As it pertains to battling the physical effects of sexual performance anxiety, there are treatment options available to help you to get an erection and keep it. However, ED treatments will not help the state of mind that can trigger an SPA episode. Many therapists encourage the use of ED treatments, as a way to reduce the stress of feeling like you can't fail. Just knowing that a little extra help is in the draw next to the bed can help to lower stress levels and reduce anxeity. Once you’ve worked to overcome the negative feelings that cause SPA, you may find that you no longer need treatment to assist your healthy sex drive.

The most popular ED medications include: 
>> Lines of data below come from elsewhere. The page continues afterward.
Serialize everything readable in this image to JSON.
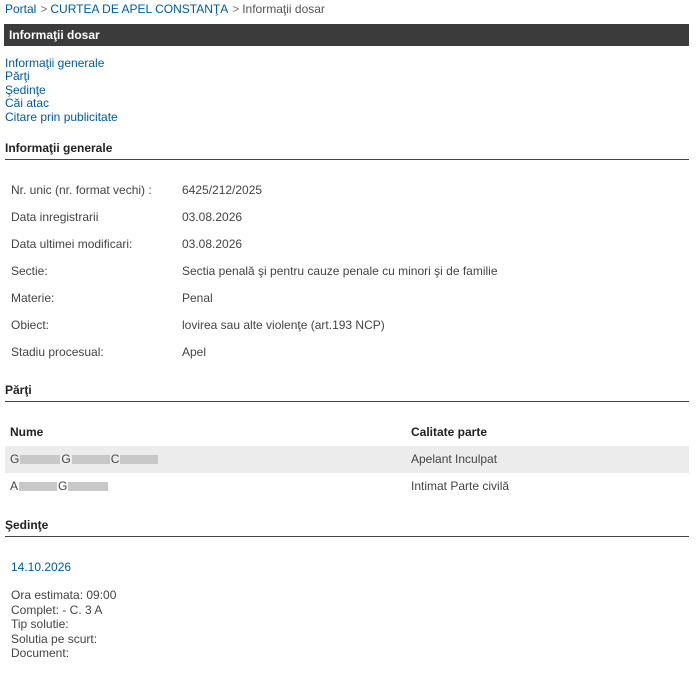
{
  "breadcrumb": {
    "portal": "Portal",
    "court": "CURTEA DE APEL CONSTANŢA",
    "current": "Informaţii dosar",
    "separator": ">"
  },
  "page_title": "Informaţii dosar",
  "quick_nav": [
    "Informaţii generale",
    "Părţi",
    "Şedinţe",
    "Căi atac",
    "Citare prin publicitate"
  ],
  "general": {
    "heading": "Informaţii generale",
    "rows": [
      {
        "label": "Nr. unic (nr. format vechi) :",
        "value": "6425/212/2025"
      },
      {
        "label": "Data inregistrarii",
        "value": "03.08.2026"
      },
      {
        "label": "Data ultimei modificari:",
        "value": "03.08.2026"
      },
      {
        "label": "Sectie:",
        "value": "Sectia penală şi pentru cauze penale cu minori şi de familie"
      },
      {
        "label": "Materie:",
        "value": "Penal"
      },
      {
        "label": "Obiect:",
        "value": "lovirea sau alte violenţe (art.193 NCP)"
      },
      {
        "label": "Stadiu procesual:",
        "value": "Apel"
      }
    ]
  },
  "parties": {
    "heading": "Părţi",
    "col_name": "Nume",
    "col_role": "Calitate parte",
    "rows": [
      {
        "initials": [
          "G",
          "G",
          "C"
        ],
        "role": "Apelant Inculpat"
      },
      {
        "initials": [
          "A",
          "G"
        ],
        "role": "Intimat Parte civilă"
      }
    ]
  },
  "hearings": {
    "heading": "Şedinţe",
    "date": "14.10.2026",
    "lines": [
      "Ora estimata: 09:00",
      "Complet: - C. 3 A",
      "Tip solutie:",
      "Solutia pe scurt:",
      "Document:"
    ]
  }
}
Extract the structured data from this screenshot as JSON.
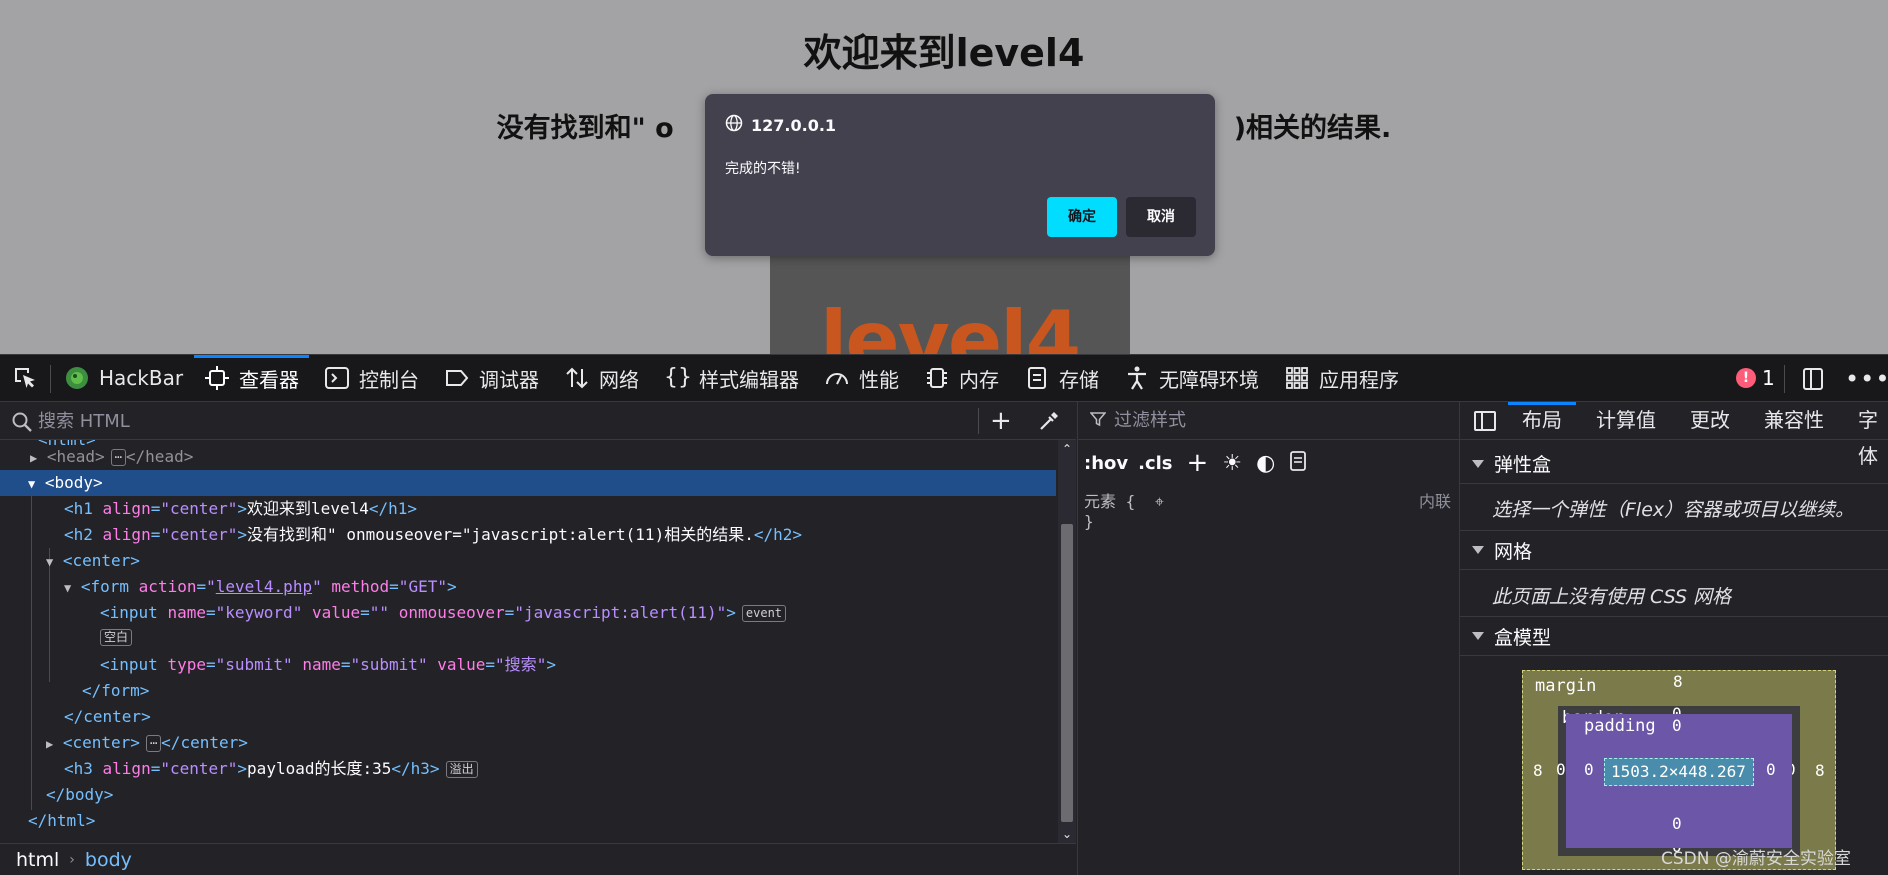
{
  "page": {
    "h1": "欢迎来到level4",
    "h2": "没有找到和\" o",
    "h2_tail": ")相关的结果.",
    "image_text": "level4"
  },
  "dialog": {
    "origin": "127.0.0.1",
    "message": "完成的不错!",
    "ok_label": "确定",
    "cancel_label": "取消"
  },
  "toolbar": {
    "tabs": [
      {
        "label": "HackBar",
        "icon": "hackbar-icon"
      },
      {
        "label": "查看器",
        "icon": "inspector-icon"
      },
      {
        "label": "控制台",
        "icon": "console-icon"
      },
      {
        "label": "调试器",
        "icon": "debugger-icon"
      },
      {
        "label": "网络",
        "icon": "network-icon"
      },
      {
        "label": "样式编辑器",
        "icon": "style-editor-icon"
      },
      {
        "label": "性能",
        "icon": "performance-icon"
      },
      {
        "label": "内存",
        "icon": "memory-icon"
      },
      {
        "label": "存储",
        "icon": "storage-icon"
      },
      {
        "label": "无障碍环境",
        "icon": "accessibility-icon"
      },
      {
        "label": "应用程序",
        "icon": "application-icon"
      }
    ],
    "active_tab": "查看器",
    "error_count": "1"
  },
  "markup": {
    "search_placeholder": "搜索 HTML",
    "lines": {
      "head_open": "<head>",
      "head_close": "</head>",
      "body_open": "<body>",
      "h1_text": "欢迎来到level4",
      "h2_text": "没有找到和\" onmouseover=\"javascript:alert(11)相关的结果.",
      "form_action": "level4.php",
      "form_method": "GET",
      "input1_name": "keyword",
      "input1_value": "",
      "input1_onmouseover": "javascript:alert(11)",
      "badge_event": "event",
      "badge_whitespace": "空白",
      "input2_type": "submit",
      "input2_name": "submit",
      "input2_value": "搜索",
      "h3_text": "payload的长度:35",
      "badge_overflow": "溢出",
      "ellipsis": "⋯"
    }
  },
  "breadcrumb": [
    "html",
    "body"
  ],
  "rules": {
    "filter_placeholder": "过滤样式",
    "hov": ":hov",
    "cls": ".cls",
    "element_label": "元素 {",
    "inline_label": "内联",
    "close_brace": "}"
  },
  "layout": {
    "tabs": [
      "布局",
      "计算值",
      "更改",
      "兼容性",
      "字体"
    ],
    "active_tab": "布局",
    "flexbox_title": "弹性盒",
    "flexbox_note": "选择一个弹性（Flex）容器或项目以继续。",
    "grid_title": "网格",
    "grid_note": "此页面上没有使用 CSS 网格",
    "boxmodel_title": "盒模型",
    "box": {
      "margin_label": "margin",
      "border_label": "border",
      "padding_label": "padding",
      "content_size": "1503.2×448.267",
      "margin_top": "8",
      "margin_left": "8",
      "margin_right": "8",
      "border_top": "0",
      "border_left": "0",
      "border_right": "0",
      "padding_top": "0",
      "padding_left": "0",
      "padding_right": "0",
      "padding_bottom": "0",
      "border_bottom": "0"
    }
  },
  "watermark": "CSDN @渝蔚安全实验室",
  "colors": {
    "accent": "#0a84ff",
    "selection": "#204e8a",
    "dialog_ok": "#00ddff"
  }
}
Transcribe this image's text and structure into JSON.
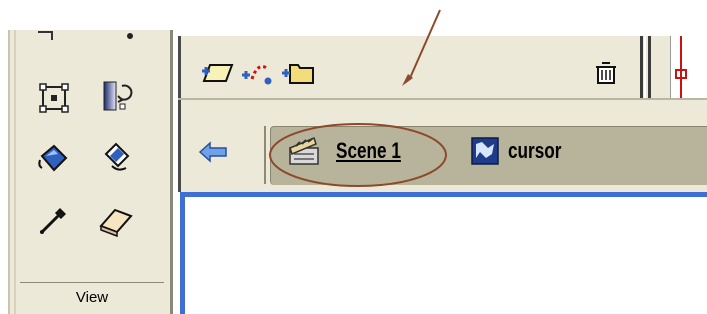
{
  "tools_panel": {
    "tools": [
      {
        "name": "free-transform-tool",
        "icon": "free-transform-icon"
      },
      {
        "name": "fill-transform-tool",
        "icon": "fill-transform-icon"
      },
      {
        "name": "ink-bottle-tool",
        "icon": "ink-bottle-icon"
      },
      {
        "name": "paint-bucket-tool",
        "icon": "paint-bucket-icon"
      },
      {
        "name": "eyedropper-tool",
        "icon": "eyedropper-icon"
      },
      {
        "name": "eraser-tool",
        "icon": "eraser-icon"
      }
    ],
    "section_label": "View"
  },
  "timeline_toolbar": {
    "buttons": [
      "add-layer-icon",
      "add-motion-guide-icon",
      "add-layer-folder-icon",
      "delete-layer-icon"
    ]
  },
  "scene_bar": {
    "back_icon": "back-arrow-icon",
    "breadcrumbs": [
      {
        "label": "Scene 1",
        "icon": "clapperboard-icon"
      },
      {
        "label": "cursor",
        "icon": "movie-clip-icon"
      }
    ]
  },
  "colors": {
    "panel_bg": "#ece9d8",
    "scene_strip": "#b8b39b",
    "stage_border": "#3d6fd4",
    "annotation": "#8b4a2b"
  }
}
  • Viagra. Also known by the generic name sildenafil tablets, or ‘the little blue pill,’ Viagra works by enhancing blood flow to the penis. This fast-acting medication begins to work within 60 minutes, and the effects can last for 3-4 hours.
  • Cialis.  An effective aid in combating the effects of ED, Cialis is available in 2.5 & 5mg doses (called Cialis Daily), where the effects are ongoing allowing for spontaneous sex. Cialis 10mg and 20 mg doses (called Cialis 36 hour – or 'the weekend pill’), is taken around 30 minutes before sex and can last for up to 36 hours. It is also available in a generic form called tadalafil tablets.
  • Levitra. This is the recommended treatment option for diabetics. Taken around 30 minutes before sex, the effects can last for up to 5 hours. It is also available as a generic from, known as vardenafil tablets.


Once you break the cycle, it gets easier

Overcoming sexual performance anxiety can be difficult at first, but once you’ve identified the triggers that exacerbate the condition, you can begin to work on methods to overcome it. SPA is a treatable ailment, one that can get over by adopting a healthy lifestyle and change in mindset.

The more you practice the methods that enhance your ability to relax and enjoy sexual intimacy, the more confident you’ll become when new encounters and situations arise. The positive momentum associated with renewed confidence can have a tremendous effect on your ability to rise to the occasion, pleasing your partner – and, just as importantly – yourself.

Whilst all of our content is written and reviewed by healthcare professionals, it is not intended to be substituted for or used as medical advice. If you have any questions or concerns about your health, please speak to your doctor.